This year’s convention of the National Lesbian and Gay Journalists Association in Chicago drew strong crowds from big cities but saw much lower turnout from southern states and smaller towns — indicating that LGBT journalists still gravitate toward large urban areas.
Just 12 attendees travelled from cities with populations of less than 20,000, and twice as many of the more than 250 attendees came from northeastern states than came from southern states, according to pre-conference registration data. Almost half of all attendees are from Chicago, New York or Washington. Jeff Truesdell, a convention co-chair, said it is common for attendance to spike in areas where the organization is hosting the conference.
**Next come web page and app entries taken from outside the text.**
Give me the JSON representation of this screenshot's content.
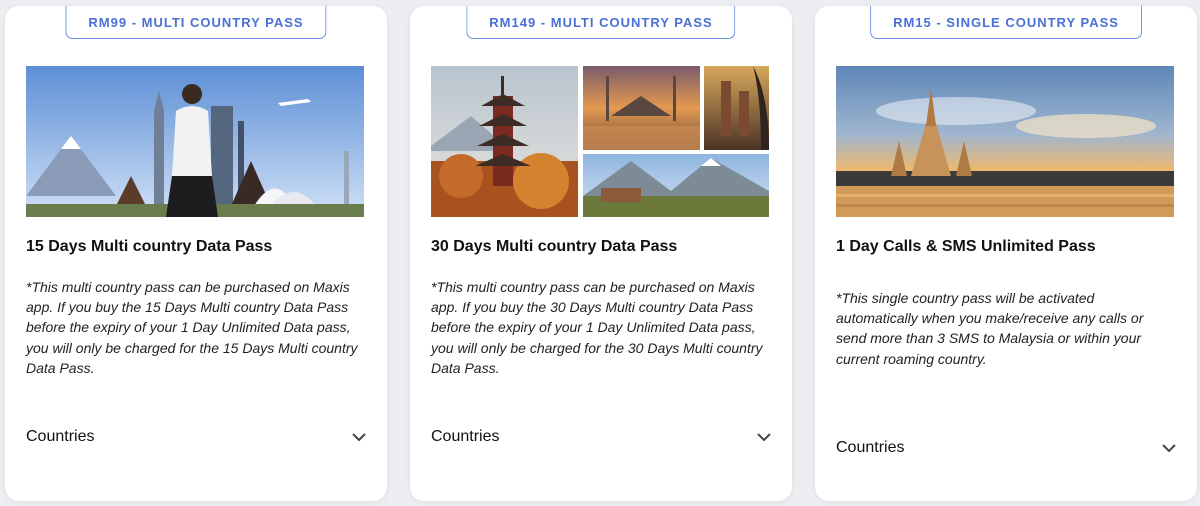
{
  "cards": [
    {
      "badge": "RM99 - MULTI COUNTRY PASS",
      "title": "15 Days Multi country Data Pass",
      "note": "*This multi country pass can be purchased on Maxis app. If you buy the 15 Days Multi country Data Pass before the expiry of your 1 Day Unlimited Data pass, you will only be charged for the 15 Days Multi country Data Pass.",
      "countries_label": "Countries",
      "image": "traveler-landmarks-collage"
    },
    {
      "badge": "RM149 - MULTI COUNTRY PASS",
      "title": "30 Days Multi country Data Pass",
      "note": "*This multi country pass can be purchased on Maxis app. If you buy the 30 Days Multi country Data Pass before the expiry of your 1 Day Unlimited Data pass, you will only be charged for the 30 Days Multi country Data Pass.",
      "countries_label": "Countries",
      "image": "pagoda-mosque-cathedral-mountains-collage"
    },
    {
      "badge": "RM15 - SINGLE COUNTRY PASS",
      "title": "1 Day Calls & SMS Unlimited Pass",
      "note": "*This single country pass will be activated automatically when you make/receive any calls or send more than 3 SMS to Malaysia or within your current roaming country.",
      "countries_label": "Countries",
      "image": "temple-river-sunset"
    }
  ],
  "colors": {
    "background": "#eceef2",
    "card": "#ffffff",
    "badge_border": "#6d8fe0",
    "badge_text": "#4a6fd6",
    "title_text": "#111111"
  }
}
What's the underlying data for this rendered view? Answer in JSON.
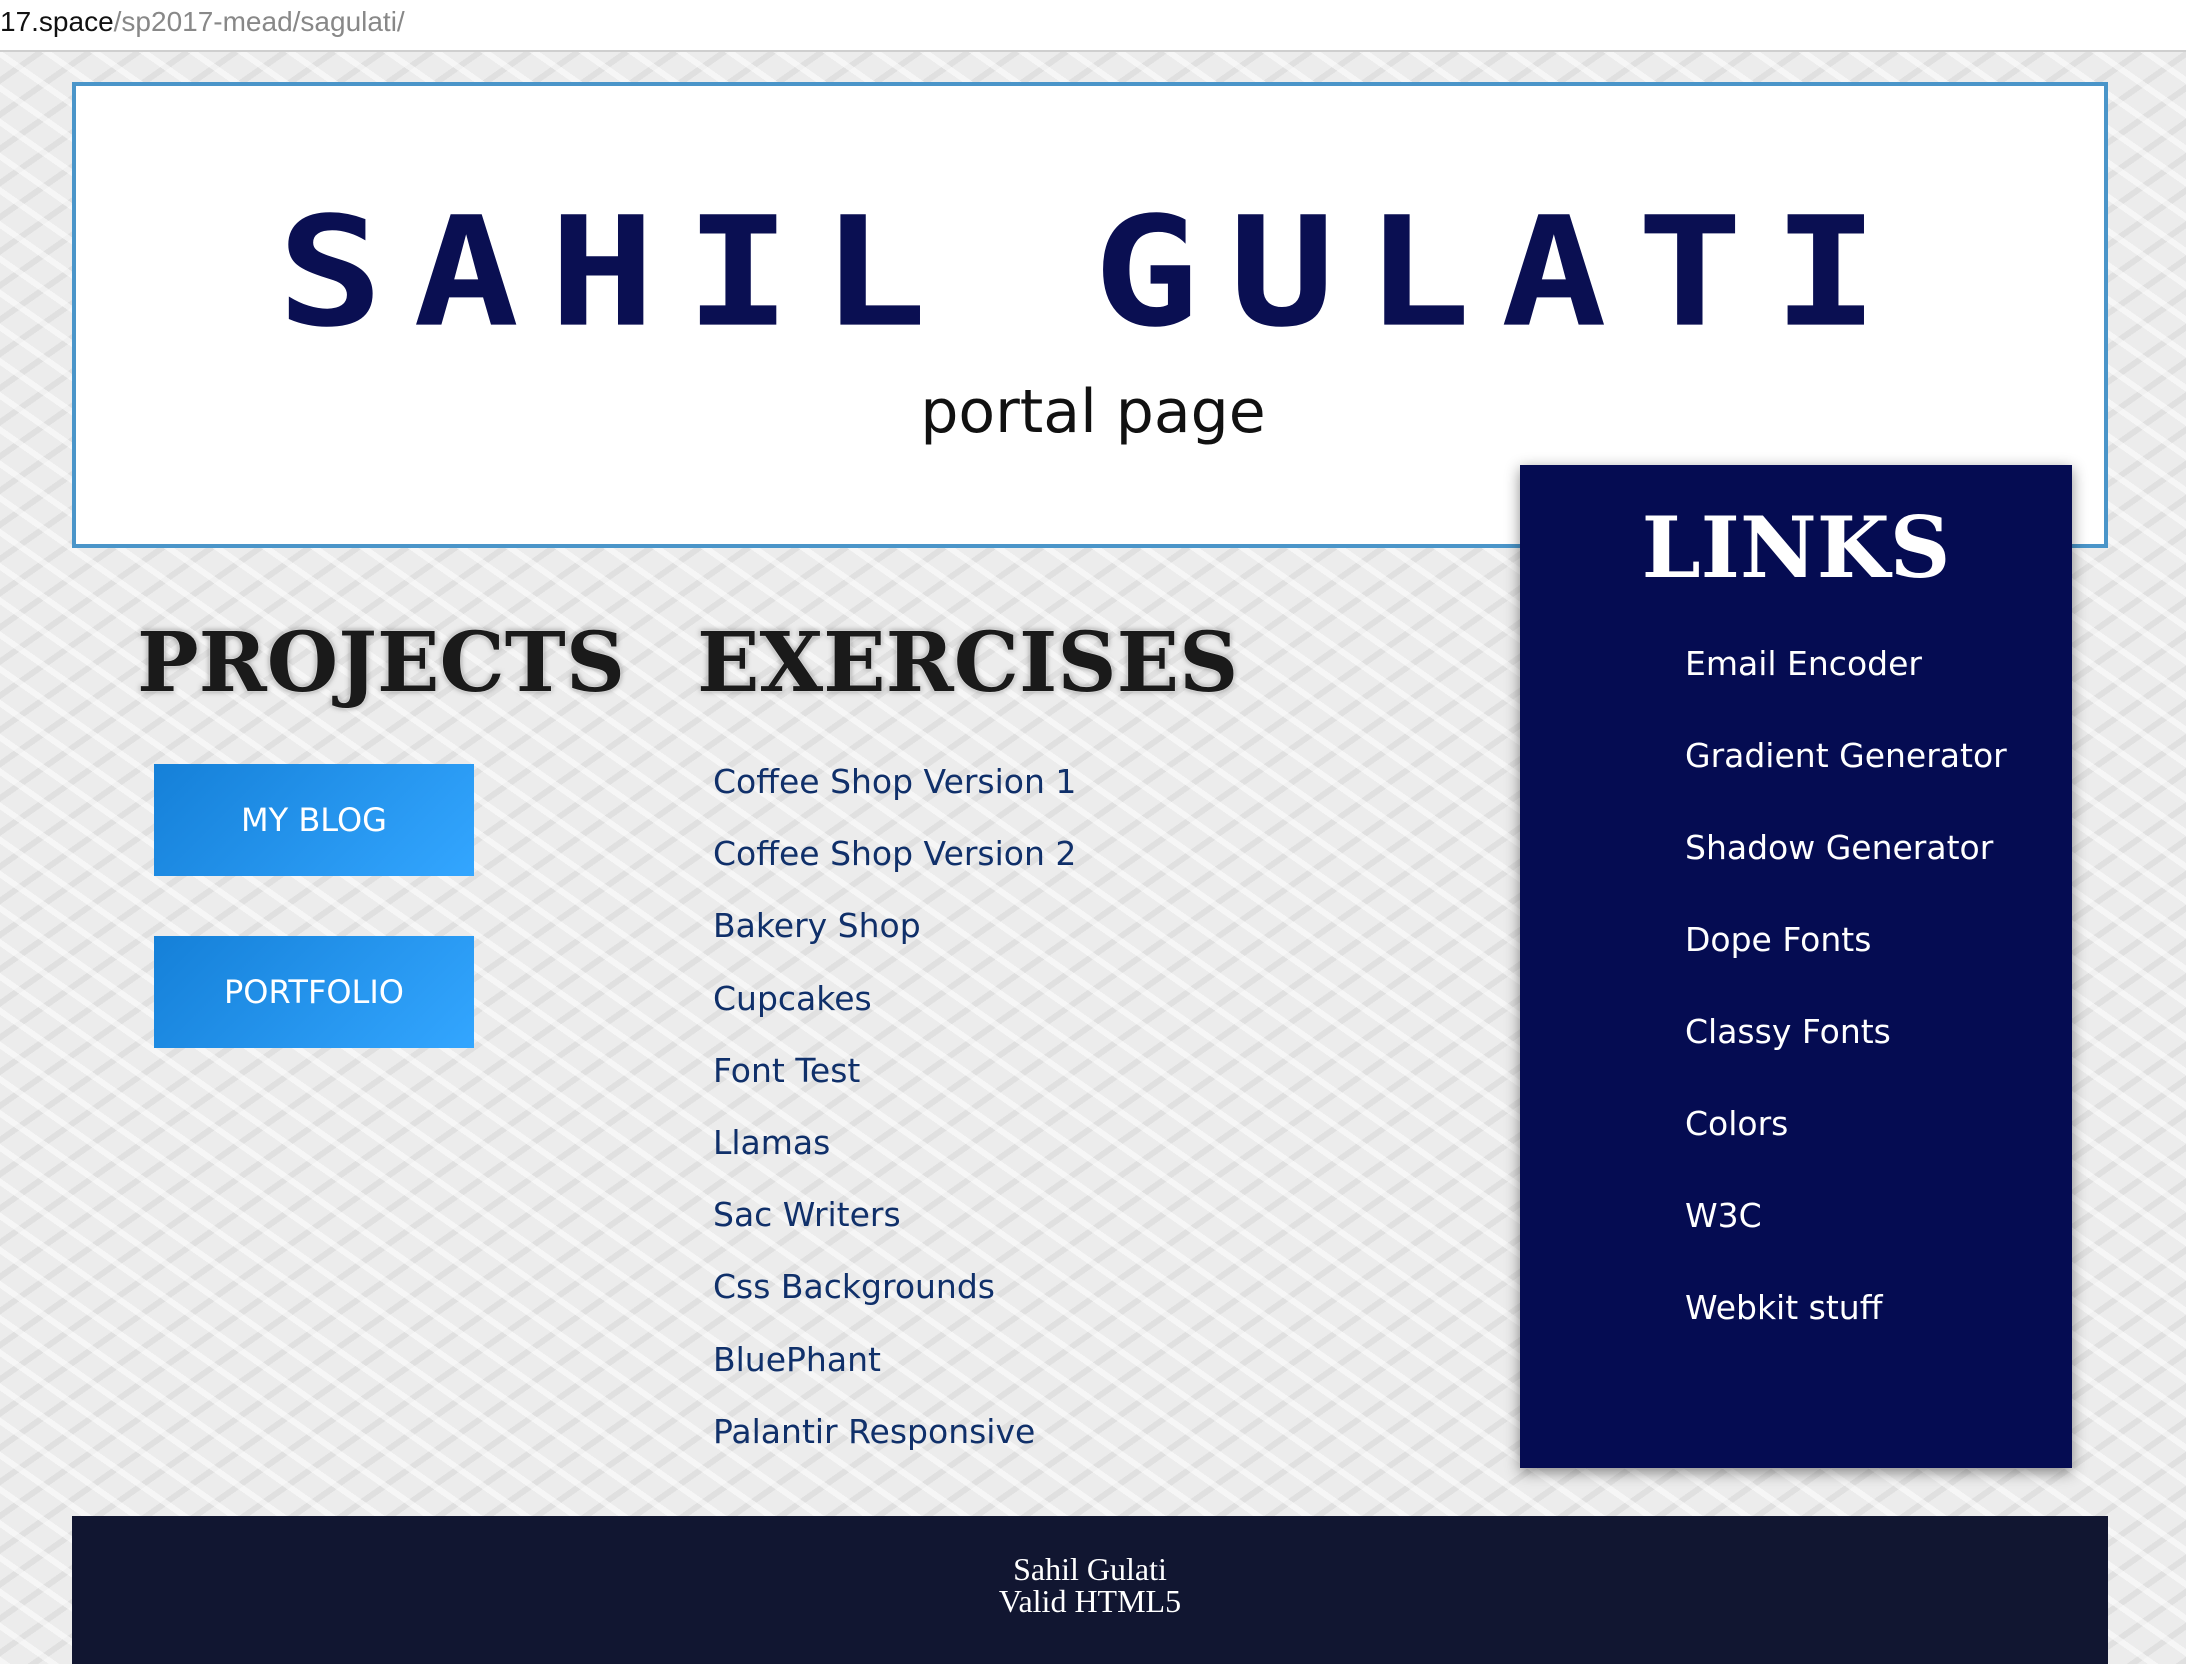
{
  "browser": {
    "url_host": "17.space",
    "url_path": "/sp2017-mead/sagulati/"
  },
  "header": {
    "title": "SAHIL GULATI",
    "subtitle": "portal page"
  },
  "projects": {
    "heading": "PROJECTS",
    "buttons": [
      "MY BLOG",
      "PORTFOLIO"
    ]
  },
  "exercises": {
    "heading": "EXERCISES",
    "items": [
      "Coffee Shop Version 1",
      "Coffee Shop Version 2",
      "Bakery Shop",
      "Cupcakes",
      "Font Test",
      "Llamas",
      "Sac Writers",
      "Css Backgrounds",
      "BluePhant",
      "Palantir Responsive"
    ]
  },
  "links": {
    "heading": "LINKS",
    "items": [
      "Email Encoder",
      "Gradient Generator",
      "Shadow Generator",
      "Dope Fonts",
      "Classy Fonts",
      "Colors",
      "W3C",
      "Webkit stuff"
    ]
  },
  "footer": {
    "name": "Sahil Gulati",
    "validation": "Valid HTML5"
  },
  "colors": {
    "title_navy": "#0a0f52",
    "header_border": "#4a95c9",
    "links_panel_bg": "#050c52",
    "button_blue": "#1a8ce8",
    "exercise_link": "#10306a",
    "footer_bg": "#111631"
  }
}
“Many out journalists gravitate towards larger cities and major media markets, where they are likely to be more open about their orientation than they might be if they are the lone journalist working in a small town,” Truesdell said.
“My first job was at a small college town,” he said. “I was in my early 20s and then questioning my own orientation … and it wasn’t like I was going to be waving the pride flag at my newsroom desk at that time.”
The 77 cities represented at the convention have an average population of more than 500,000. States with NLGJA chapters tend to have more attendees. Through the association’s almost 25-year history, chapters have more often formed in northern or coastal states.
There are exceptions. Georgia has the most attendees this year of any southern region, which the local chapter president says reflects Atlanta’s vibrant LGBT population.
“Atlanta is really kind of the gay headquarters of the south,” said Holly Crenshaw, president of the Georgia chapter and director of marketing and communication at Emory University Libraries. “It is a gay mecca for a lot of southern people. Atlanta has a big gay population, and a lot of people gravitate to it.”
Crenshaw said she would like to see more chapters organize in the south.
“Certainly, we all need support no matter where we live,” Crenshaw said. “Even in more progressive areas, I think that is one of the great benefits our organization provides.”
The Chicago chapter pulls in members from smaller markets and towns across Illinois and neighboring states, chapter president Sean Lewis said.
LGBT journalists in smaller cities or markets need a place to go where they are comfortable being out, he added.
“We live in a weird time, don’t we? We have rights for the LGBT community falling into place at a rate that we didn’t even see in the civil rights movement,” Lewis said. “But there are still smaller places, and even in larger cities, where there are still people who don’t understand.”
Smaller markets have a much different atmosphere than the larger ones, Lewis said, both in the newsroom and in the community.
“Even if the news managers themselves don’t care someone’s LGBT, they still have in the back of their mind that the viewers care,” he said, “and it might affect the perception of the station and ratings.”
The Ford Foundation, a nonprofit grant-making organization, is funding a project in which NLGJA is working with the Asian American Journalists Association and media outlets to cover and write about minority communities in Nebraska. The project was launched to bring attention to what are normally poorly covered groups, said Barbara Raab of the Ford Foundation.
“Coverage of racial, ethnic, gender identity and sexual minorities tends to happen in large places,” Raab said. “I think this is an interesting project, because it is kind of counter-intuitive. When I first learned about it, I said ‘Nebraska? Seriously?’ But the more I thought about it, the more I thought ‘absolutely Nebraska.’”
Anecdotal evidence indicates that gay journalists still face discrimination in southern or smaller cities, conference attendees say. But Matthew Petrillo, an investigative and general assignment TV reporter from one of the smaller cities represented at the conference, said he enjoys working in his market and has never faced discrimination in the newsroom.
“Honestly, it’s been super good — I think [being gay] makes you stand out a little bit,” Petrillo said.
Petrillo broke a story this year while reporting in Latta, S.C., a town with a population of about 1,400 people, when the mayor fired the police chief, whom he believed to be gay. The story was quickly picked up by national media and news outlets as far away as London.
The mayor was caught on tape saying that he would much rather have someone who drank too much taking care of his child than someone “whose lifestyle is questionable.”
Residents rallied behind the police chief and the City Council reinstated her while stripping the mayor of his power.
In small markets, “you can do stories that really affect the community and make a difference,” Petrillo said. “That’s what it’s all about.”
About the Author
Bobby Blanchard is a student at the University of Texas. Click here to learn more about him.